    Daniel and his staff came into the thread and began calling me a liar, a crackhead, saying I was crazy, that the vulnerability was impossible, and threatened to ban me for “purposefully being misleading” (although ONE moderator acknowledged that I was right and the issue needed to be looked into). WHAT?! I responded back calmly and stated that I wasn’t aware of how I was being misleading, and asked them to look again at the proof. I thought there had to be some misunderstanding because I didn’t understand why I was being treated that way. Less than 4 hours after my response, I was permanently banned from the OpenCart website and the thread was immediately deleted (and the issue pushed under the rug).

    All this after spending hundreds of dollars in the OpenCart extension store (which OpenCart gets a heafty cut out of). This is how they treat paying customers. Daniel will sit there and ridicule you and deny everything until he’s blue in the face, and then ban your account, just for reporting a bug and/or security issue. Daniel and his staff sound like they have a lot of growing up to do, because they make themselves and the OpenCart project look like buffoons.

  4. Jason tell as about your bug. Maybe it was your mistake.

  5. True. I alarmed OC community about some exploits in May an Daniel immediately delete my account and posts with security tips and alarms!

    Look at http://blog.spiderlabs.com
    Default OC installation vat be succesfully attacked with exploit
    uses dauto_prepend_file security hole in php.
    Just check your access logs for urls like
    GET /index.php?-dallow_url_include%3don+-dauto_prepend_file …
    or POST /config.php?w1566t=1

    Check your php.ini for
    allow_url_fopen = Off;
    allow_url_include = Off;
    #disable injection
    auto_prepend_file =none;
    expose_php = Off;
    display_errors = Off;
    display_startup_errors = Off ;
    register_globals = Off;
    #add eval to list
    disable_functions = exec,shell_exec,passthru,system,eval,show_source,proc_open,popen,parse_ini_file,dl;

    If you are not apache administrator then modify .htaccess with
    #Block access to configuration files like config.php
    #with Order deny,allow Deny from all

    # Use this rule if you can’t configure apache or php.ini
    RewriteCond %{QUERY_STRING} auto_prepend_file
    RewriteRule ^(.*)$ – [F,L]

    Apache administrators can also filter out all requests with auto_prepend_file in query

  6. Daniel Kerrs immediately deleted my bug report about passwords being stored in just a regular MD5 hash.

    I wrote a script that is BACKWARDS COMPATIBLE and also brings the security up-to-date with bcrypt and he just shot it down.

    “Dont post bullshit bug reports again or you’ll be banned”

    what a dick.

  7. CGI php exploit of the form ?-dallow_url_include%3don+-dauto_prepend_fil requires server misconfiguration, and is a PHP bug, rather than an application bug.

  8. I was really liking opencart.
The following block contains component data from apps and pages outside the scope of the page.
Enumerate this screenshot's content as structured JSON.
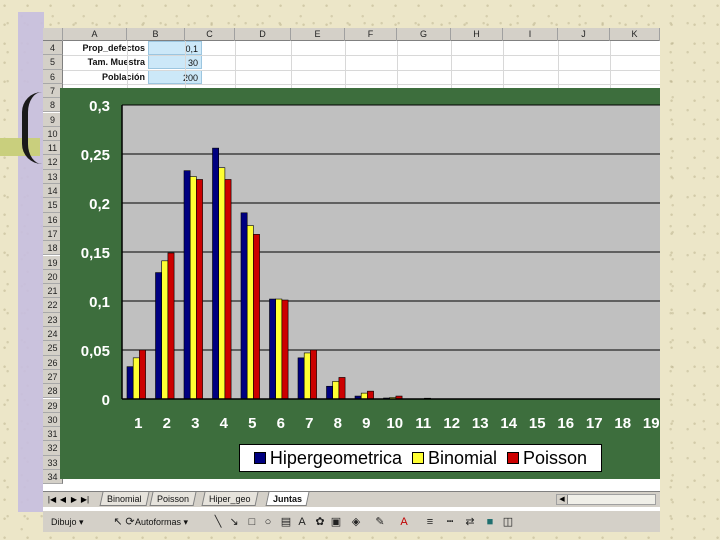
{
  "spreadsheet": {
    "columns": [
      "A",
      "B",
      "C",
      "D",
      "E",
      "F",
      "G",
      "H",
      "I",
      "J",
      "K"
    ],
    "rows": [
      "4",
      "5",
      "6",
      "7",
      "8",
      "9",
      "10",
      "11",
      "12",
      "13",
      "14",
      "15",
      "16",
      "17",
      "18",
      "19",
      "20",
      "21",
      "22",
      "23",
      "24",
      "25",
      "26",
      "27",
      "28",
      "29",
      "30",
      "31",
      "32",
      "33",
      "34"
    ],
    "params": [
      {
        "label": "Prop_defectos",
        "value": "0,1"
      },
      {
        "label": "Tam. Muestra",
        "value": "30"
      },
      {
        "label": "Población",
        "value": "200"
      }
    ]
  },
  "chart_data": {
    "type": "bar",
    "categories": [
      "1",
      "2",
      "3",
      "4",
      "5",
      "6",
      "7",
      "8",
      "9",
      "10",
      "11",
      "12",
      "13",
      "14",
      "15",
      "16",
      "17",
      "18",
      "19"
    ],
    "series": [
      {
        "name": "Hipergeometrica",
        "color": "#000080",
        "values": [
          0.033,
          0.129,
          0.233,
          0.256,
          0.19,
          0.102,
          0.042,
          0.013,
          0.003,
          0.001,
          0.0002,
          0,
          0,
          0,
          0,
          0,
          0,
          0,
          0
        ]
      },
      {
        "name": "Binomial",
        "color": "#ffff33",
        "values": [
          0.042,
          0.141,
          0.227,
          0.236,
          0.177,
          0.102,
          0.047,
          0.018,
          0.006,
          0.0015,
          0.0003,
          0,
          0,
          0,
          0,
          0,
          0,
          0,
          0
        ]
      },
      {
        "name": "Poisson",
        "color": "#cc0000",
        "values": [
          0.05,
          0.149,
          0.224,
          0.224,
          0.168,
          0.101,
          0.05,
          0.022,
          0.008,
          0.003,
          0.0008,
          0.0002,
          0,
          0,
          0,
          0,
          0,
          0,
          0
        ]
      }
    ],
    "yticks": [
      "0",
      "0,05",
      "0,1",
      "0,15",
      "0,2",
      "0,25",
      "0,3"
    ],
    "ylim": [
      0,
      0.3
    ],
    "grid": true,
    "legend_position": "bottom",
    "plot_background": "#c0c0c0",
    "chart_background": "#3d6e3d"
  },
  "tabs": {
    "nav": [
      "|◀",
      "◀",
      "▶",
      "▶|"
    ],
    "sheets": [
      {
        "label": "Binomial",
        "active": false
      },
      {
        "label": "Poisson",
        "active": false
      },
      {
        "label": "Hiper_geo",
        "active": false
      },
      {
        "label": "Juntas",
        "active": true
      }
    ]
  },
  "toolbar": {
    "draw_label": "Dibujo",
    "autoshapes_label": "Autoformas",
    "icons": [
      "pointer-icon",
      "rotate-icon",
      "line-icon",
      "arrow-icon",
      "rectangle-icon",
      "oval-icon",
      "textbox-icon",
      "wordart-icon",
      "clipart-icon",
      "image-icon",
      "fill-color-icon",
      "line-color-icon",
      "font-color-icon",
      "line-style-icon",
      "dash-style-icon",
      "arrow-style-icon",
      "shadow-icon",
      "3d-icon"
    ]
  }
}
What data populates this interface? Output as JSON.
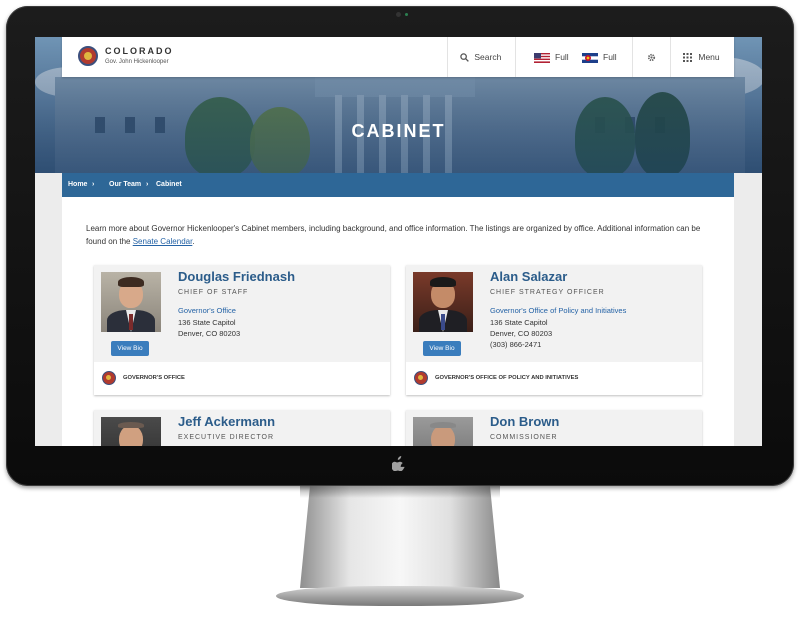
{
  "header": {
    "brand": "COLORADO",
    "brand_sub": "Gov. John Hickenlooper",
    "search_label": "Search",
    "lang_en_label": "Full",
    "lang_co_label": "Full",
    "menu_label": "Menu",
    "icons": [
      "search-icon",
      "us-flag-icon",
      "colorado-flag-icon",
      "gear-icon",
      "grid-menu-icon"
    ]
  },
  "hero": {
    "title": "CABINET"
  },
  "breadcrumb": {
    "items": [
      "Home",
      "Our Team",
      "Cabinet"
    ],
    "separator": "›"
  },
  "intro": {
    "text_before": "Learn more about Governor Hickenlooper's Cabinet members, including background, and office information. The listings are organized by office. Additional information can be found on the ",
    "link": "Senate Calendar",
    "text_after": "."
  },
  "cards": [
    {
      "name": "Douglas Friednash",
      "title": "CHIEF OF STAFF",
      "office": "Governor's Office",
      "address_lines": [
        "136 State Capitol",
        "Denver, CO 80203"
      ],
      "button": "View Bio",
      "footer": "GOVERNOR'S OFFICE"
    },
    {
      "name": "Alan Salazar",
      "title": "CHIEF STRATEGY OFFICER",
      "office": "Governor's Office of Policy and Initiatives",
      "address_lines": [
        "136 State Capitol",
        "Denver, CO 80203",
        "(303) 866-2471"
      ],
      "button": "View Bio",
      "footer": "GOVERNOR'S OFFICE OF POLICY AND INITIATIVES"
    },
    {
      "name": "Jeff Ackermann",
      "title": "EXECUTIVE DIRECTOR"
    },
    {
      "name": "Don Brown",
      "title": "COMMISSIONER"
    }
  ],
  "colors": {
    "link_blue": "#2563a6",
    "name_blue": "#2b5c8a",
    "breadcrumb_bg": "#2e6797",
    "button_bg": "#3a7dbd"
  }
}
It seems so nice compared to the Cubecart system I used before. But oh dear did I make a mistake… I made a contribution to the forum to point out a vulnerability. I got banned. On emailing admin (Daniel Kerr) to ask why I was banned. He just seemed to have a tantrum. Is he 8 years old or something?

    My post to his forum was to point out that I was getting 2 emails from the site when a user registered. One contained the customers email and password. I was suggesting that someone could exploit this to harvest passwords since many people will use the same email and password for numerous website logins. As the shop owner, I have no need to be able to see a customers password. I only need a function for resetting it in case they forget it.

    I thought it was quite reasonable to point this out so that it could be addressed and something could be changed to stop people abusing it. Just before I was banned, one user suggested it may be an extension I was using that was doing this, but I was banned before anything could be confirmed.

    Obviously what has happened here is that I hadn’t realised that Daniel Kerr is just totally brilliant, genius, and perfect in every way (!) I am a really bad person, I’m terrible, stupid, and have an anus where my mouth should be (!)

Leave a comment